I also used the sugar solution in the bucket method my first two bottling efforts and all mine came out evenly carbonated.. It's what I would recommend. I also used the priming sugar (Corn..?) that came with my kit, not sure if that matters. Definitely made it easier to bottle. I can't imagine the pain and mess it would be putting a spoon of sugar in each bottle before bottling.
Also I am stickler for sanitation.. so no infections in any so far that I have opened up.
What I did with my bottles was this :
1) Soaked all my bottles in hot Oxyclean bath for a half hour and scrub the outside (Oxyclean strips the glue and labels off with little effort). Make sure the bottles are all filled and sink to the bottom.
2) Rinsed them off and then use a bottle washer (with hot water) to rinse out anything inside the bottles.
3) Then I go to the dishwasher and put them in the dishwasher (Without soap) and run the dishwasher on sanitize.

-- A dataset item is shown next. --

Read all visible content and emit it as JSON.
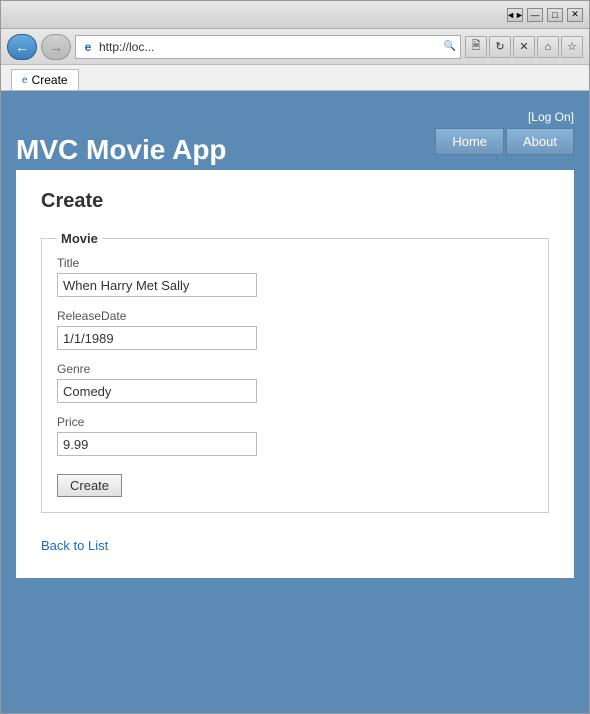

So even if you miss something in the previous wash, they will be sanitized.
4) Removed from the dishwasher while still hot and put into their 6 pack containers to dry and cool off. Which will be fast as they will be 140 degrees or so.
5) While they dry I prep for bottling and then bottle. By this time the bottles are cool enough to handle, but still in the 80 degree range.
The heat transferred is to the beer is minimal. My thought is if the bottles are little warm, then the colder beer will warm up (at least around the edges) a bit to kick off the yeast to start making some CO2. Especially for yeast that at the bottom, the warmest part of the bottle.
The filled bottles by the time they were ready for capping were room temp.
My first batch have a nice even carbonation and head 2 weeks after bottling. So it must have worked. I would say with all the mistakes I made in the brewing aspect of my first batch, the bottling wasn't one of them.